**** Records for the task ****

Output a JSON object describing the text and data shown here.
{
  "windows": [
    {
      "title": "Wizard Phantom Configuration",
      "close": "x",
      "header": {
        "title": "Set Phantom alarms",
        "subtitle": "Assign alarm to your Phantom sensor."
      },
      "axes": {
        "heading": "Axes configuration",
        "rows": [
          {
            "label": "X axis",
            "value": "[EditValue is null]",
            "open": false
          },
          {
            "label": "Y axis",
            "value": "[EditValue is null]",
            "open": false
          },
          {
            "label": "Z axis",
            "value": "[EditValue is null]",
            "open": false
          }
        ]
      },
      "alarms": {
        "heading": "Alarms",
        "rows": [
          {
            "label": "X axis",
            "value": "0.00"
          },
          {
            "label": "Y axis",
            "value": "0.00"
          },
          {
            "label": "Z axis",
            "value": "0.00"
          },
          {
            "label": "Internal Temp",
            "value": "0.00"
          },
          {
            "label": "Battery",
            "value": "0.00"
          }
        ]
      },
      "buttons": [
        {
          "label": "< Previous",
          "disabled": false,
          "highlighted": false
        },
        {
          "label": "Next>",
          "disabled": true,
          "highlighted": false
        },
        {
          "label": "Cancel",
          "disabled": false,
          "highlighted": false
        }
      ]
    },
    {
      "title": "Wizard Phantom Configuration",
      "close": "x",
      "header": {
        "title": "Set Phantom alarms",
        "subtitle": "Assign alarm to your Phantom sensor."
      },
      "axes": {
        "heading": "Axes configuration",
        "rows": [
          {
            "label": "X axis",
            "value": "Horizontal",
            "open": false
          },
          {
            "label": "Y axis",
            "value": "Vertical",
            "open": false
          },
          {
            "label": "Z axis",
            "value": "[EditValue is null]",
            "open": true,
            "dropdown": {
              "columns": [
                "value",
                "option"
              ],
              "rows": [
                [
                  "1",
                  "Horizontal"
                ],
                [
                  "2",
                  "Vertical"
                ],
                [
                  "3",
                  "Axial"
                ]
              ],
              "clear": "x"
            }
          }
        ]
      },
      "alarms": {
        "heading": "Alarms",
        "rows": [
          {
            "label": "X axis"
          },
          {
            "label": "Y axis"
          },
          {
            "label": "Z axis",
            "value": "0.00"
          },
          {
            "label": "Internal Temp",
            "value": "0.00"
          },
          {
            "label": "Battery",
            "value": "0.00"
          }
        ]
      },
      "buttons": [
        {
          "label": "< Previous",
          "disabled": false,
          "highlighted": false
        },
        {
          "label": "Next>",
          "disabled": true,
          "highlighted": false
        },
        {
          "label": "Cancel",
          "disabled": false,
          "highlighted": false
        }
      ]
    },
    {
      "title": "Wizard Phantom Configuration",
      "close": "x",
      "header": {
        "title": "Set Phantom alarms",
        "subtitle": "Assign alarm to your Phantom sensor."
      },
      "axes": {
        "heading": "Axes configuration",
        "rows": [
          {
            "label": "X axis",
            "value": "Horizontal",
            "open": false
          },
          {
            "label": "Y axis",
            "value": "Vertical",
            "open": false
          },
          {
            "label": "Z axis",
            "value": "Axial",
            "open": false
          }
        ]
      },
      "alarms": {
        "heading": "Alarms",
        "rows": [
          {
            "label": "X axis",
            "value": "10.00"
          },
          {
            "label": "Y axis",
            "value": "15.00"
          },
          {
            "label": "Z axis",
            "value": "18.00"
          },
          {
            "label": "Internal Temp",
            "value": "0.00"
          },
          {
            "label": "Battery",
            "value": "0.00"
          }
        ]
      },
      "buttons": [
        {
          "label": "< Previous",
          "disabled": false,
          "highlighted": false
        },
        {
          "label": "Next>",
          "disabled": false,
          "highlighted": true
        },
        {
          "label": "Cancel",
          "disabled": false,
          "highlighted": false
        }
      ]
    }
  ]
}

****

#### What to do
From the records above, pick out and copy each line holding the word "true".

#### Result for this exercise
          "disabled": true,
            "open": true,
          "disabled": true,
          "highlighted": true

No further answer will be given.